▶ **The task**: Apart from the images, reproduce every record word for word.

▶ **Supplied entries**:
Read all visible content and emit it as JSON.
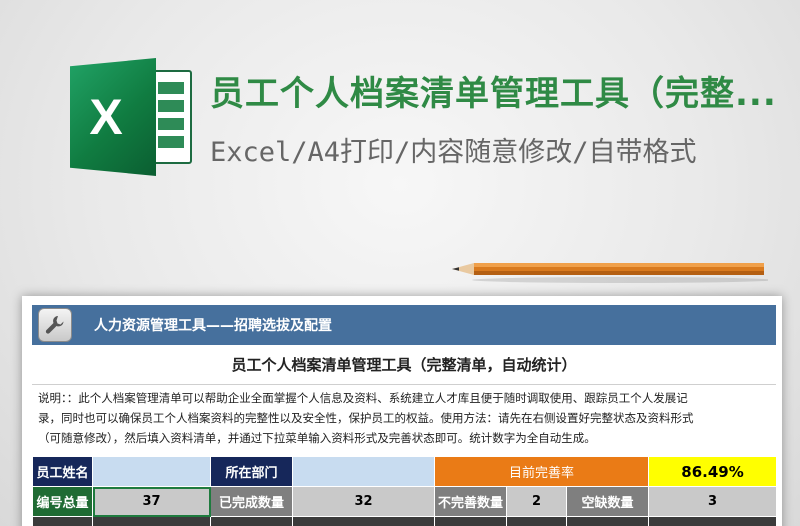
{
  "header": {
    "title": "员工个人档案清单管理工具（完整...",
    "subtitle": "Excel/A4打印/内容随意修改/自带格式"
  },
  "logo": {
    "letter": "X",
    "icon": "excel-logo-icon"
  },
  "sheet": {
    "banner_title": "人力资源管理工具——招聘选拔及配置",
    "tool_icon": "wrench-icon",
    "title": "员工个人档案清单管理工具（完整清单，自动统计）",
    "description": [
      "说明：：此个人档案管理清单可以帮助企业全面掌握个人信息及资料、系统建立人才库且便于随时调取使用、跟踪员工个人发展记",
      "录，同时也可以确保员工个人档案资料的完整性以及安全性，保护员工的权益。使用方法：请先在右侧设置好完整状态及资料形式",
      "（可随意修改），然后填入资料清单，并通过下拉菜单输入资料形式及完善状态即可。统计数字为全自动生成。"
    ],
    "row1": {
      "name_label": "员工姓名",
      "name_value": "",
      "dept_label": "所在部门",
      "dept_value": "",
      "rate_label": "目前完善率",
      "rate_value": "86.49%"
    },
    "row2": {
      "total_label": "编号总量",
      "total_value": "37",
      "done_label": "已完成数量",
      "done_value": "32",
      "incomplete_label": "不完善数量",
      "incomplete_value": "2",
      "missing_label": "空缺数量",
      "missing_value": "3"
    }
  },
  "colors": {
    "excel_green": "#107c41",
    "title_green": "#2f8a45",
    "banner_blue": "#46709d",
    "navy": "#16275a",
    "orange": "#ea7b16",
    "yellow": "#ffff00"
  }
}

▶ **Solution for this task**:
Read all visible content and emit it as JSON.
{
  "header": {
    "title": "员工个人档案清单管理工具（完整...",
    "subtitle": "Excel/A4打印/内容随意修改/自带格式"
  },
  "logo": {
    "letter": "X",
    "icon": "excel-logo-icon"
  },
  "sheet": {
    "banner_title": "人力资源管理工具——招聘选拔及配置",
    "tool_icon": "wrench-icon",
    "title": "员工个人档案清单管理工具（完整清单，自动统计）",
    "description": [
      "说明：：此个人档案管理清单可以帮助企业全面掌握个人信息及资料、系统建立人才库且便于随时调取使用、跟踪员工个人发展记",
      "录，同时也可以确保员工个人档案资料的完整性以及安全性，保护员工的权益。使用方法：请先在右侧设置好完整状态及资料形式",
      "（可随意修改），然后填入资料清单，并通过下拉菜单输入资料形式及完善状态即可。统计数字为全自动生成。"
    ],
    "row1": {
      "name_label": "员工姓名",
      "name_value": "",
      "dept_label": "所在部门",
      "dept_value": "",
      "rate_label": "目前完善率",
      "rate_value": "86.49%"
    },
    "row2": {
      "total_label": "编号总量",
      "total_value": "37",
      "done_label": "已完成数量",
      "done_value": "32",
      "incomplete_label": "不完善数量",
      "incomplete_value": "2",
      "missing_label": "空缺数量",
      "missing_value": "3"
    }
  },
  "colors": {
    "excel_green": "#107c41",
    "title_green": "#2f8a45",
    "banner_blue": "#46709d",
    "navy": "#16275a",
    "orange": "#ea7b16",
    "yellow": "#ffff00"
  }
}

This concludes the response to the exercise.